(EXERCISE INSTRUCTIONS) Repeat every entry exactly as it stands. Omit the images.

Dataset rows describing interfaces:

══════════════════════════════

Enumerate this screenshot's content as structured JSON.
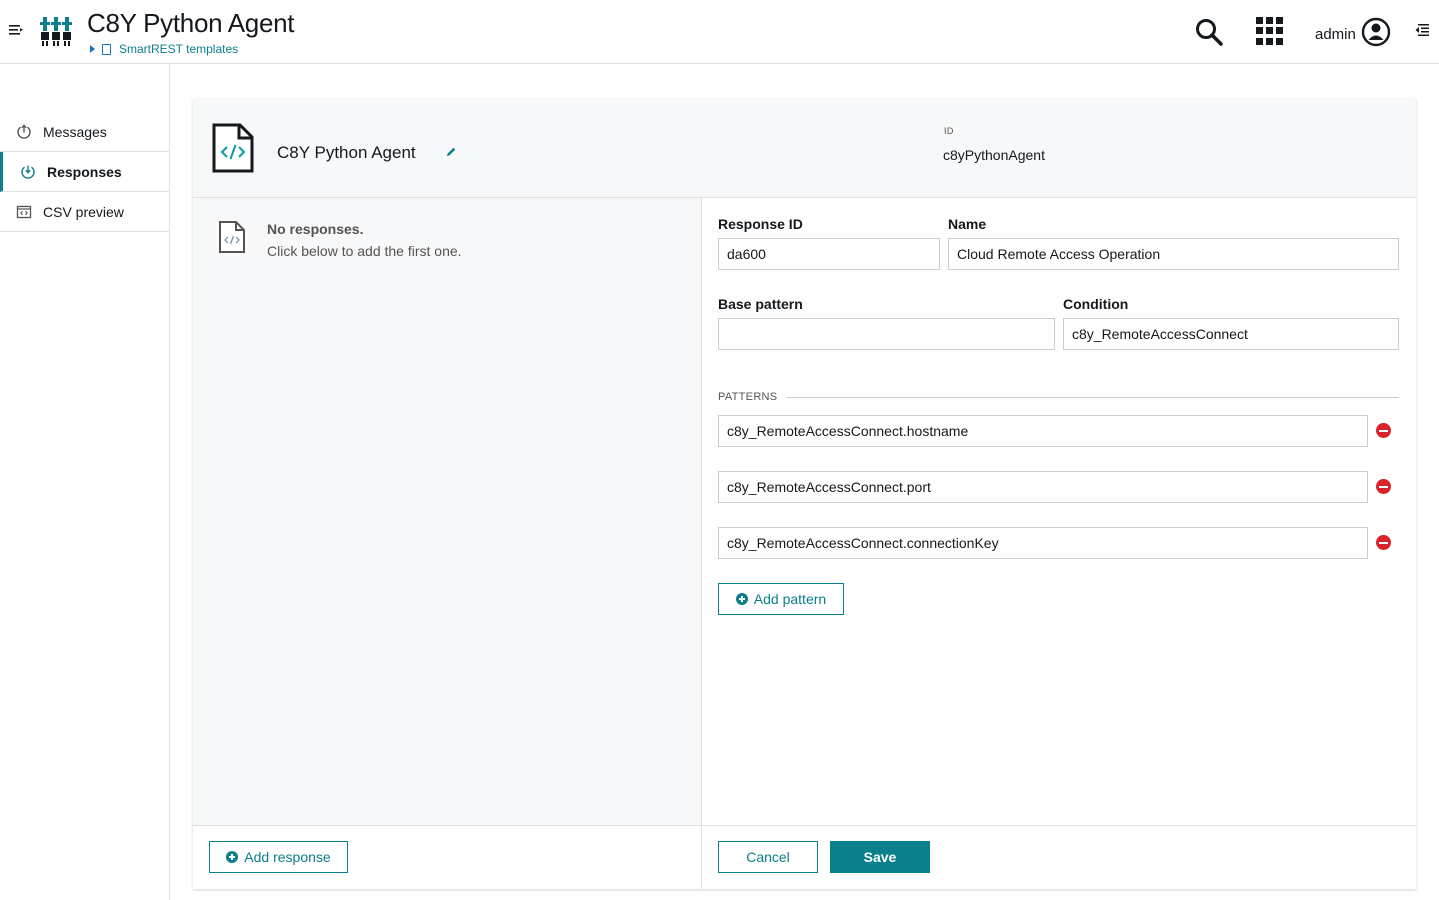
{
  "header": {
    "app_title": "C8Y Python Agent",
    "breadcrumb": "SmartREST templates",
    "user": "admin"
  },
  "sidebar": {
    "items": [
      {
        "label": "Messages",
        "icon": "upload-arrow-icon",
        "active": false
      },
      {
        "label": "Responses",
        "icon": "download-arrow-icon",
        "active": true
      },
      {
        "label": "CSV preview",
        "icon": "code-window-icon",
        "active": false
      }
    ]
  },
  "template": {
    "name": "C8Y Python Agent",
    "id_label": "ID",
    "id_value": "c8yPythonAgent"
  },
  "responses": {
    "empty_title": "No responses.",
    "empty_sub": "Click below to add the first one.",
    "add_label": "Add response"
  },
  "form": {
    "response_id_label": "Response ID",
    "response_id_value": "da600",
    "name_label": "Name",
    "name_value": "Cloud Remote Access Operation",
    "base_pattern_label": "Base pattern",
    "base_pattern_value": "",
    "condition_label": "Condition",
    "condition_value": "c8y_RemoteAccessConnect",
    "patterns_legend": "PATTERNS",
    "patterns": [
      "c8y_RemoteAccessConnect.hostname",
      "c8y_RemoteAccessConnect.port",
      "c8y_RemoteAccessConnect.connectionKey"
    ],
    "add_pattern_label": "Add pattern",
    "cancel_label": "Cancel",
    "save_label": "Save"
  },
  "colors": {
    "accent": "#0b7f8c",
    "danger": "#d9232d",
    "pane_bg": "#f7f8f9"
  }
}
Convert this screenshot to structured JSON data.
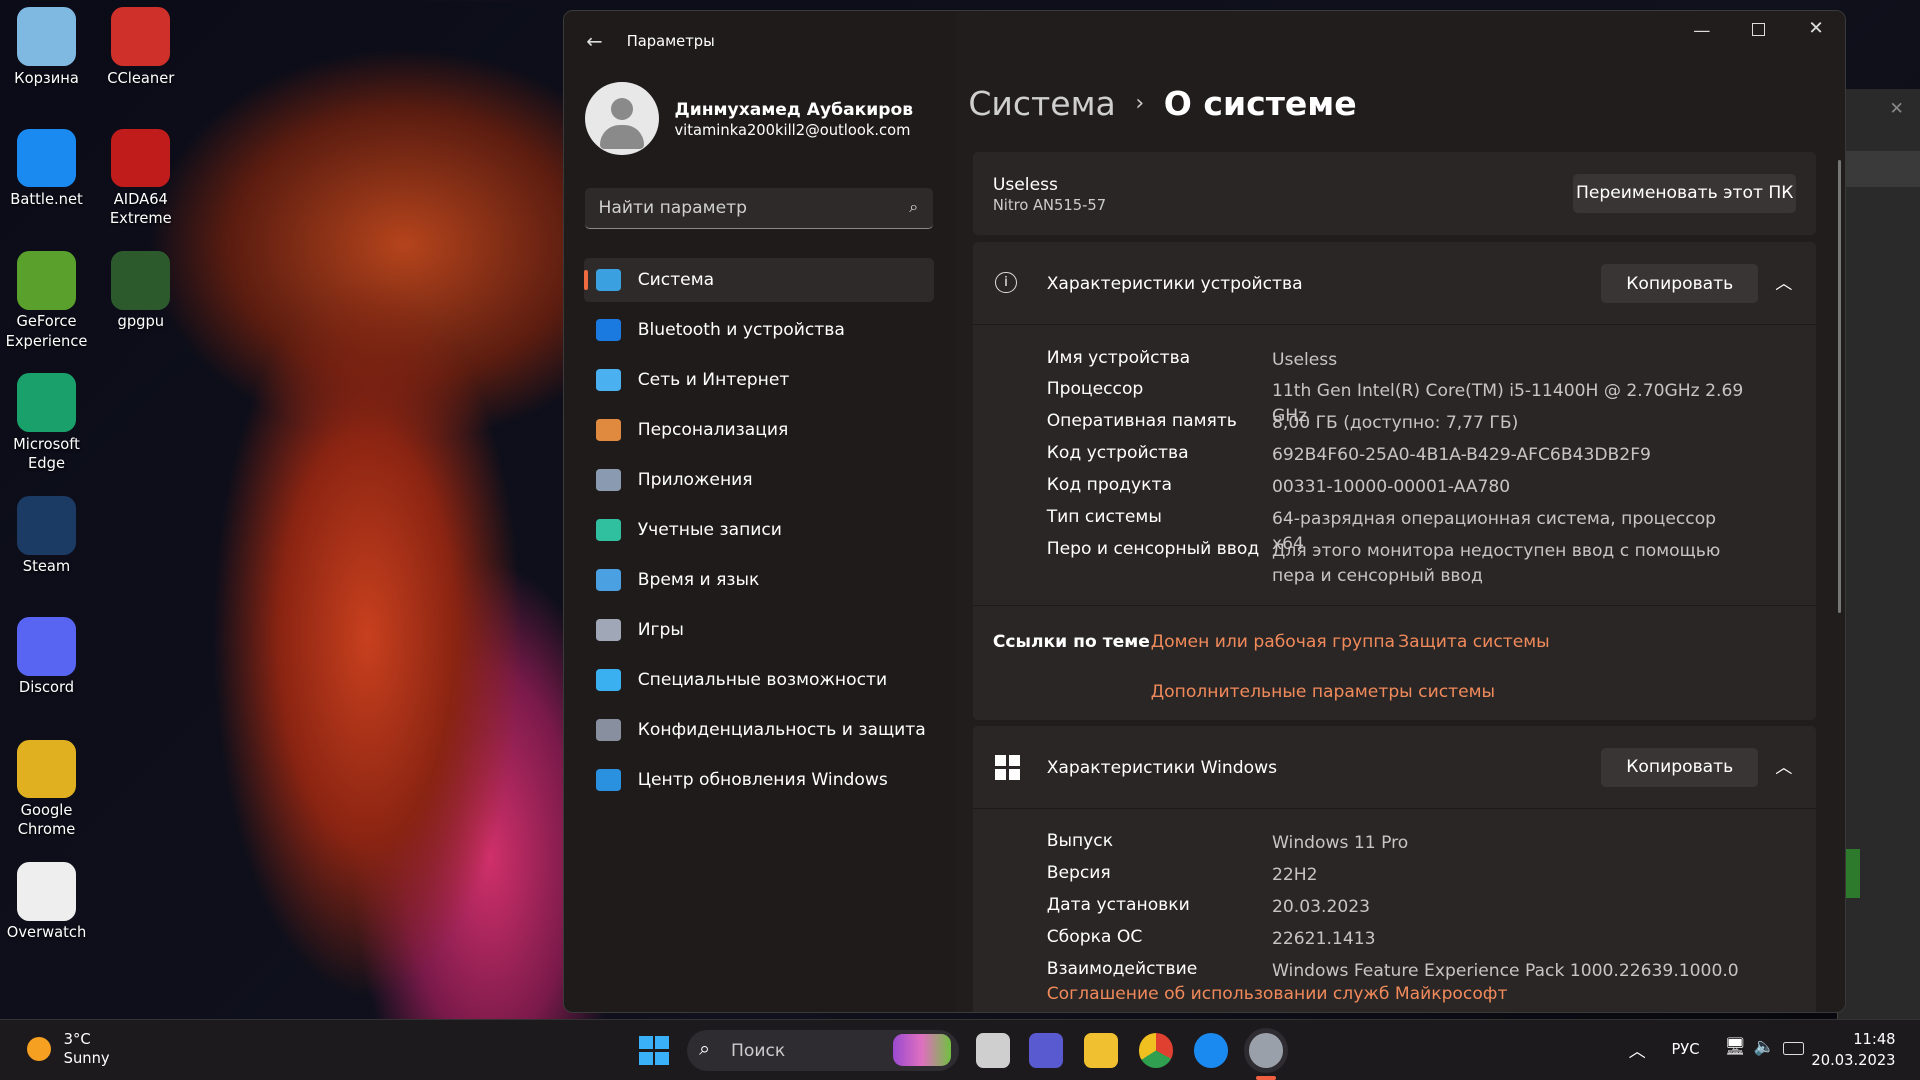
{
  "desktop": {
    "icons": [
      {
        "label": "Корзина",
        "color": "#7fb8e0"
      },
      {
        "label": "CCleaner",
        "color": "#d0302a"
      },
      {
        "label": "Battle.net",
        "color": "#1a8af0"
      },
      {
        "label": "AIDA64 Extreme",
        "color": "#c01c1c"
      },
      {
        "label": "GeForce Experience",
        "color": "#5aa02c"
      },
      {
        "label": "gpgpu",
        "color": "#2c5a2c"
      },
      {
        "label": "Microsoft Edge",
        "color": "#1aa06a"
      },
      {
        "label": "Steam",
        "color": "#1b3a64"
      },
      {
        "label": "Discord",
        "color": "#5865f2"
      },
      {
        "label": "Google Chrome",
        "color": "#e0b020"
      },
      {
        "label": "Overwatch",
        "color": "#eeeeee"
      }
    ]
  },
  "window": {
    "title": "Параметры",
    "back_icon": "arrow-left-icon",
    "controls": [
      "minimize",
      "maximize",
      "close"
    ]
  },
  "user": {
    "name": "Динмухамед Аубакиров",
    "email": "vitaminka200kill2@outlook.com"
  },
  "search": {
    "placeholder": "Найти параметр"
  },
  "nav": [
    {
      "label": "Система",
      "icon": "monitor-icon",
      "color": "#3aa0e0",
      "active": true
    },
    {
      "label": "Bluetooth и устройства",
      "icon": "bluetooth-icon",
      "color": "#1a7ae0"
    },
    {
      "label": "Сеть и Интернет",
      "icon": "wifi-icon",
      "color": "#4ab0f0"
    },
    {
      "label": "Персонализация",
      "icon": "brush-icon",
      "color": "#e08a40"
    },
    {
      "label": "Приложения",
      "icon": "apps-icon",
      "color": "#8a9ab0"
    },
    {
      "label": "Учетные записи",
      "icon": "person-icon",
      "color": "#30c0a0"
    },
    {
      "label": "Время и язык",
      "icon": "globe-clock-icon",
      "color": "#4aa0e0"
    },
    {
      "label": "Игры",
      "icon": "gamepad-icon",
      "color": "#a0a8b8"
    },
    {
      "label": "Специальные возможности",
      "icon": "accessibility-icon",
      "color": "#3ab0f0"
    },
    {
      "label": "Конфиденциальность и защита",
      "icon": "shield-icon",
      "color": "#8890a0"
    },
    {
      "label": "Центр обновления Windows",
      "icon": "update-icon",
      "color": "#2a90e0"
    }
  ],
  "breadcrumb": {
    "parent": "Система",
    "current": "О системе"
  },
  "pc": {
    "name": "Useless",
    "model": "Nitro AN515-57",
    "rename": "Переименовать этот ПК"
  },
  "device": {
    "title": "Характеристики устройства",
    "copy": "Копировать",
    "rows": [
      {
        "k": "Имя устройства",
        "v": "Useless"
      },
      {
        "k": "Процессор",
        "v": "11th Gen Intel(R) Core(TM) i5-11400H @ 2.70GHz   2.69 GHz"
      },
      {
        "k": "Оперативная память",
        "v": "8,00 ГБ (доступно: 7,77 ГБ)"
      },
      {
        "k": "Код устройства",
        "v": "692B4F60-25A0-4B1A-B429-AFC6B43DB2F9"
      },
      {
        "k": "Код продукта",
        "v": "00331-10000-00001-AA780"
      },
      {
        "k": "Тип системы",
        "v": "64-разрядная операционная система, процессор x64"
      },
      {
        "k": "Перо и сенсорный ввод",
        "v": "Для этого монитора недоступен ввод с помощью пера и сенсорный ввод"
      }
    ]
  },
  "links": {
    "label": "Ссылки по теме",
    "items": [
      "Домен или рабочая группа",
      "Защита системы",
      "Дополнительные параметры системы"
    ]
  },
  "windows": {
    "title": "Характеристики Windows",
    "copy": "Копировать",
    "rows": [
      {
        "k": "Выпуск",
        "v": "Windows 11 Pro"
      },
      {
        "k": "Версия",
        "v": "22H2"
      },
      {
        "k": "Дата установки",
        "v": "20.03.2023"
      },
      {
        "k": "Сборка ОС",
        "v": "22621.1413"
      },
      {
        "k": "Взаимодействие",
        "v": "Windows Feature Experience Pack 1000.22639.1000.0"
      }
    ],
    "agreement": "Соглашение об использовании служб Майкрософт"
  },
  "taskbar": {
    "weather_temp": "3°C",
    "weather_desc": "Sunny",
    "search": "Поиск",
    "lang": "РУС",
    "time": "11:48",
    "date": "20.03.2023",
    "apps": [
      "task-view",
      "meet",
      "explorer",
      "chrome",
      "battlenet",
      "settings"
    ]
  }
}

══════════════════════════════

(EXERCISE RESULT)
Enumerate this screenshot's content as structured JSON.
{
  "header": {
    "app_title": "C8Y Python Agent",
    "breadcrumb": "SmartREST templates",
    "user": "admin"
  },
  "sidebar": {
    "items": [
      {
        "label": "Messages",
        "icon": "upload-arrow-icon",
        "active": false
      },
      {
        "label": "Responses",
        "icon": "download-arrow-icon",
        "active": true
      },
      {
        "label": "CSV preview",
        "icon": "code-window-icon",
        "active": false
      }
    ]
  },
  "template": {
    "name": "C8Y Python Agent",
    "id_label": "ID",
    "id_value": "c8yPythonAgent"
  },
  "responses": {
    "empty_title": "No responses.",
    "empty_sub": "Click below to add the first one.",
    "add_label": "Add response"
  },
  "form": {
    "response_id_label": "Response ID",
    "response_id_value": "da600",
    "name_label": "Name",
    "name_value": "Cloud Remote Access Operation",
    "base_pattern_label": "Base pattern",
    "base_pattern_value": "",
    "condition_label": "Condition",
    "condition_value": "c8y_RemoteAccessConnect",
    "patterns_legend": "PATTERNS",
    "patterns": [
      "c8y_RemoteAccessConnect.hostname",
      "c8y_RemoteAccessConnect.port",
      "c8y_RemoteAccessConnect.connectionKey"
    ],
    "add_pattern_label": "Add pattern",
    "cancel_label": "Cancel",
    "save_label": "Save"
  },
  "colors": {
    "accent": "#0b7f8c",
    "danger": "#d9232d",
    "pane_bg": "#f7f8f9"
  }
}
Convert this screenshot to structured JSON data.
{
  "desktop": {
    "icons": [
      {
        "label": "Корзина",
        "color": "#7fb8e0"
      },
      {
        "label": "CCleaner",
        "color": "#d0302a"
      },
      {
        "label": "Battle.net",
        "color": "#1a8af0"
      },
      {
        "label": "AIDA64 Extreme",
        "color": "#c01c1c"
      },
      {
        "label": "GeForce Experience",
        "color": "#5aa02c"
      },
      {
        "label": "gpgpu",
        "color": "#2c5a2c"
      },
      {
        "label": "Microsoft Edge",
        "color": "#1aa06a"
      },
      {
        "label": "Steam",
        "color": "#1b3a64"
      },
      {
        "label": "Discord",
        "color": "#5865f2"
      },
      {
        "label": "Google Chrome",
        "color": "#e0b020"
      },
      {
        "label": "Overwatch",
        "color": "#eeeeee"
      }
    ]
  },
  "window": {
    "title": "Параметры",
    "back_icon": "arrow-left-icon",
    "controls": [
      "minimize",
      "maximize",
      "close"
    ]
  },
  "user": {
    "name": "Динмухамед Аубакиров",
    "email": "vitaminka200kill2@outlook.com"
  },
  "search": {
    "placeholder": "Найти параметр"
  },
  "nav": [
    {
      "label": "Система",
      "icon": "monitor-icon",
      "color": "#3aa0e0",
      "active": true
    },
    {
      "label": "Bluetooth и устройства",
      "icon": "bluetooth-icon",
      "color": "#1a7ae0"
    },
    {
      "label": "Сеть и Интернет",
      "icon": "wifi-icon",
      "color": "#4ab0f0"
    },
    {
      "label": "Персонализация",
      "icon": "brush-icon",
      "color": "#e08a40"
    },
    {
      "label": "Приложения",
      "icon": "apps-icon",
      "color": "#8a9ab0"
    },
    {
      "label": "Учетные записи",
      "icon": "person-icon",
      "color": "#30c0a0"
    },
    {
      "label": "Время и язык",
      "icon": "globe-clock-icon",
      "color": "#4aa0e0"
    },
    {
      "label": "Игры",
      "icon": "gamepad-icon",
      "color": "#a0a8b8"
    },
    {
      "label": "Специальные возможности",
      "icon": "accessibility-icon",
      "color": "#3ab0f0"
    },
    {
      "label": "Конфиденциальность и защита",
      "icon": "shield-icon",
      "color": "#8890a0"
    },
    {
      "label": "Центр обновления Windows",
      "icon": "update-icon",
      "color": "#2a90e0"
    }
  ],
  "breadcrumb": {
    "parent": "Система",
    "current": "О системе"
  },
  "pc": {
    "name": "Useless",
    "model": "Nitro AN515-57",
    "rename": "Переименовать этот ПК"
  },
  "device": {
    "title": "Характеристики устройства",
    "copy": "Копировать",
    "rows": [
      {
        "k": "Имя устройства",
        "v": "Useless"
      },
      {
        "k": "Процессор",
        "v": "11th Gen Intel(R) Core(TM) i5-11400H @ 2.70GHz   2.69 GHz"
      },
      {
        "k": "Оперативная память",
        "v": "8,00 ГБ (доступно: 7,77 ГБ)"
      },
      {
        "k": "Код устройства",
        "v": "692B4F60-25A0-4B1A-B429-AFC6B43DB2F9"
      },
      {
        "k": "Код продукта",
        "v": "00331-10000-00001-AA780"
      },
      {
        "k": "Тип системы",
        "v": "64-разрядная операционная система, процессор x64"
      },
      {
        "k": "Перо и сенсорный ввод",
        "v": "Для этого монитора недоступен ввод с помощью пера и сенсорный ввод"
      }
    ]
  },
  "links": {
    "label": "Ссылки по теме",
    "items": [
      "Домен или рабочая группа",
      "Защита системы",
      "Дополнительные параметры системы"
    ]
  },
  "windows": {
    "title": "Характеристики Windows",
    "copy": "Копировать",
    "rows": [
      {
        "k": "Выпуск",
        "v": "Windows 11 Pro"
      },
      {
        "k": "Версия",
        "v": "22H2"
      },
      {
        "k": "Дата установки",
        "v": "20.03.2023"
      },
      {
        "k": "Сборка ОС",
        "v": "22621.1413"
      },
      {
        "k": "Взаимодействие",
        "v": "Windows Feature Experience Pack 1000.22639.1000.0"
      }
    ],
    "agreement": "Соглашение об использовании служб Майкрософт"
  },
  "taskbar": {
    "weather_temp": "3°C",
    "weather_desc": "Sunny",
    "search": "Поиск",
    "lang": "РУС",
    "time": "11:48",
    "date": "20.03.2023",
    "apps": [
      "task-view",
      "meet",
      "explorer",
      "chrome",
      "battlenet",
      "settings"
    ]
  }
}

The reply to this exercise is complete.